Creeper may have ended 2017 with their biggest headline tour ever, but it will be remembered for them dropping the most dazzling, delightfully theatrical debut in years. Let’s face it, given the killer publicity campaign and stratospheric levels of hype that built up to its release, it was always going to be something special. But few were prepared for the sheer number of superlatives that would be needed to describe ‘Eternity in Your Arms’.
From its wonderfully imaginative narratives weaving bewitching supernatural yarns, to its radio conquering singles and eye-catching artwork, Creeper took ticking every box that defines an iconic debut squarely in their stride. The atmospheric romps of the likes of ‘Black Rain’, ‘Down Below’ and ‘Room 309’ marked this as a record set to dominate album of the year lists with 2017 still in its infancy.
Elsewhere ‘Crickets’ and ‘I Choose to Live’ highlighted EIYA’s grandiose depths, varied instrumentation and potent emotional hammer blows. No other record this year had quite the same ability to entice listeners to fall headlong into it time after time as this gem from Southampton’s finest. (DW)

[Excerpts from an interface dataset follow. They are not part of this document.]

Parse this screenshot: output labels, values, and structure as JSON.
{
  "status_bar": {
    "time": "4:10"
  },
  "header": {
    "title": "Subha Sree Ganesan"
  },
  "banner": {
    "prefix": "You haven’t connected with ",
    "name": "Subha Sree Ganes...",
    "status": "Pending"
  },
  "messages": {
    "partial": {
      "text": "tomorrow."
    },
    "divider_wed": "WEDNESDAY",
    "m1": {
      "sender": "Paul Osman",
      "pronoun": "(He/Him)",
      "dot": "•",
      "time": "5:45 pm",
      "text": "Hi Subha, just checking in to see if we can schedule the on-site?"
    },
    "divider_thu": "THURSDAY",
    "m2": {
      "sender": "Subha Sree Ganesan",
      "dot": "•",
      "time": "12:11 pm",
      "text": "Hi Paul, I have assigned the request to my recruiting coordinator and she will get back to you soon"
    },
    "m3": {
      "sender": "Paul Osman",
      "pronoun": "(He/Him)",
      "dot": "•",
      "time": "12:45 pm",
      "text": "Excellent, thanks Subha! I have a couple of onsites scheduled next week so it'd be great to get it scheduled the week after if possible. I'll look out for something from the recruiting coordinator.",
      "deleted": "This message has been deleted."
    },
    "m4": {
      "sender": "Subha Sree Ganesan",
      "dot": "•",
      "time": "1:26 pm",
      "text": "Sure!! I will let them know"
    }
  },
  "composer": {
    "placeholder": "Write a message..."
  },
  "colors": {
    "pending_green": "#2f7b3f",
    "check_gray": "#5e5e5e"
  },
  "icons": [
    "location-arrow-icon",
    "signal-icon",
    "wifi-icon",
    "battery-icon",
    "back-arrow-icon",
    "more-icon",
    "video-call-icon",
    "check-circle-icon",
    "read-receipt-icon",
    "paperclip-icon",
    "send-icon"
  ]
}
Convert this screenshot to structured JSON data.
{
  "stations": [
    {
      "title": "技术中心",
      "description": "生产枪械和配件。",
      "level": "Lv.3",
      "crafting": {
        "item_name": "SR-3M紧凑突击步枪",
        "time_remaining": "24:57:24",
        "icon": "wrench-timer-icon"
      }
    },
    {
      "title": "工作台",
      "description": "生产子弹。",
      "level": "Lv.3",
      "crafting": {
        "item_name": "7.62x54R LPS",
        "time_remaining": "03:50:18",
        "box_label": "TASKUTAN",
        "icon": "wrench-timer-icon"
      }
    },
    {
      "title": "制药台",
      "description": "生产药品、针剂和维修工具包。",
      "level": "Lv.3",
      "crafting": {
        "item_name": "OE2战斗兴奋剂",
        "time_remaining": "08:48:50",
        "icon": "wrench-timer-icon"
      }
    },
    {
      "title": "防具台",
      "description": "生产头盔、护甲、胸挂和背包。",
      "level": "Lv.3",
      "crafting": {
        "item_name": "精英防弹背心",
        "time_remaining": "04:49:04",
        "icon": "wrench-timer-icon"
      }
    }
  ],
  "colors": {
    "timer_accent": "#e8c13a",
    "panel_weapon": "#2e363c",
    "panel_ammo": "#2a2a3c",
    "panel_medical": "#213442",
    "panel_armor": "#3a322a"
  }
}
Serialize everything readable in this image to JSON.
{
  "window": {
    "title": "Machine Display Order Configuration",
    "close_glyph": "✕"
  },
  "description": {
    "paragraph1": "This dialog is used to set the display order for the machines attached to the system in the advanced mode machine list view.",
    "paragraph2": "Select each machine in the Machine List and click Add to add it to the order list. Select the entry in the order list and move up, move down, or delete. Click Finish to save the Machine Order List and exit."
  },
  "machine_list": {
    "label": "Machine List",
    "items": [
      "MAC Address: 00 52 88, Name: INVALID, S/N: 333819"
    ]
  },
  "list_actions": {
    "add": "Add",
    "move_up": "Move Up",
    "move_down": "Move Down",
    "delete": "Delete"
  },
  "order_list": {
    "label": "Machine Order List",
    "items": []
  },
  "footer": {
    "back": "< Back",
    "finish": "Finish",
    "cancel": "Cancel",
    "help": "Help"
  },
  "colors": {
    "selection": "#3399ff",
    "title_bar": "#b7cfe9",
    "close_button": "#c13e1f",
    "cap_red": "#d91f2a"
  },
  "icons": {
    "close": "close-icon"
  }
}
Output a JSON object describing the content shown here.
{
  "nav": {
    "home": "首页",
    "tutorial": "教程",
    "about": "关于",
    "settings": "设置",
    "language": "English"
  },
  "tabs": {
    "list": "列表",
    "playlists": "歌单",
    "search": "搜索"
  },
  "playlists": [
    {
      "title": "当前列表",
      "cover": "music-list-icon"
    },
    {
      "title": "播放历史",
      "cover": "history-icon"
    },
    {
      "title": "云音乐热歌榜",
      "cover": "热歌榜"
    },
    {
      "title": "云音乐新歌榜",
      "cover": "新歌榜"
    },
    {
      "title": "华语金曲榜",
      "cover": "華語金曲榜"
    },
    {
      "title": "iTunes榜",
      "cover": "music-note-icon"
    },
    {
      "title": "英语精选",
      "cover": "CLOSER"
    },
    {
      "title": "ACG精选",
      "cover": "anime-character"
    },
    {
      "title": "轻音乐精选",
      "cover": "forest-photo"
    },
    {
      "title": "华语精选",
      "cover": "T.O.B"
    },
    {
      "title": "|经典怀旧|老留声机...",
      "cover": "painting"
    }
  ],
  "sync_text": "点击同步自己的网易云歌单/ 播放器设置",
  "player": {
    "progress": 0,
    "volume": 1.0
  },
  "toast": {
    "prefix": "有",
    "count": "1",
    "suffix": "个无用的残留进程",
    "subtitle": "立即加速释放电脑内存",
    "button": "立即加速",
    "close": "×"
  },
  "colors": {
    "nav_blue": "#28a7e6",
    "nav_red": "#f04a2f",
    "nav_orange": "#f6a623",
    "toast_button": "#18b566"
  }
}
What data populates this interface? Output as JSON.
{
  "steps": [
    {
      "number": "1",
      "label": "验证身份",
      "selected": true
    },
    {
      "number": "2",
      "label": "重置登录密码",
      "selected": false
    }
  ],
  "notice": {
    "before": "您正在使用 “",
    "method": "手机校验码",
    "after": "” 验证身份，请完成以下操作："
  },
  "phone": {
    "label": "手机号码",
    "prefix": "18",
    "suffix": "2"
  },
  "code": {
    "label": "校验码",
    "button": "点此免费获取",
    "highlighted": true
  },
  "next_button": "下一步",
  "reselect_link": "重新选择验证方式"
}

1. The Menzingers – After The Party
In any form of art, consistency can be hard to find yet with every passing record, Philadelphia’s The Menzingers seem to pull it off with ease. After delivering two stellar back-to-back albums in ‘On the Impossible Past’ and ‘Rented World’, the Philly quartet made it a hat-trick with ‘After the Party’.
Documenting the turning point of entering their thirties, ‘After the Party’ offered a collection of relatable punk songs. While they’re soaked in Americana, songs about long-distance drives, worthless diplomas from worthless universities, everlasting hangovers and playing music from crap laptop speakers are easy to relate to on both sides of the Atlantic.
While in songs such as ‘Lookers’, ‘Bad Catholics’, and ‘Midwestern States’, Greg Barnett once again shows his flair for telling engaging stories decorated with rich nostalgia, despite the bleak struggles he sings of.
From start to finish, ‘After the Party’ marks the realisation of a band that are no longer young and naive, accepting their transition and embracing the struggle of adulthood. All the while wrapped in a rousing, heart-on-their-sleeve skin that makes the album, and The Menzingers in general, one of the most admirable and beloved and bands right now. (SR)
The Menzingers’ vocalist/guitarist Tom May passed on the following comment upon hearing ‘After the Party’ being voted as our Record of the Year. They’re also our first two-time winners, having won the title in 2012 for ‘On the Impossible Past’.
“Years ago when we first came to the UK, the past, present, and future all converged on a novel realization that we were actually doing it. We made it to fucking England! We are so thankful and proud that our album is so loved it was chosen for ‘Record of the Year’ by Already Heard. Incredible! We can’t wait to be reunited with our friends and fans, both old and new when we come back in January!”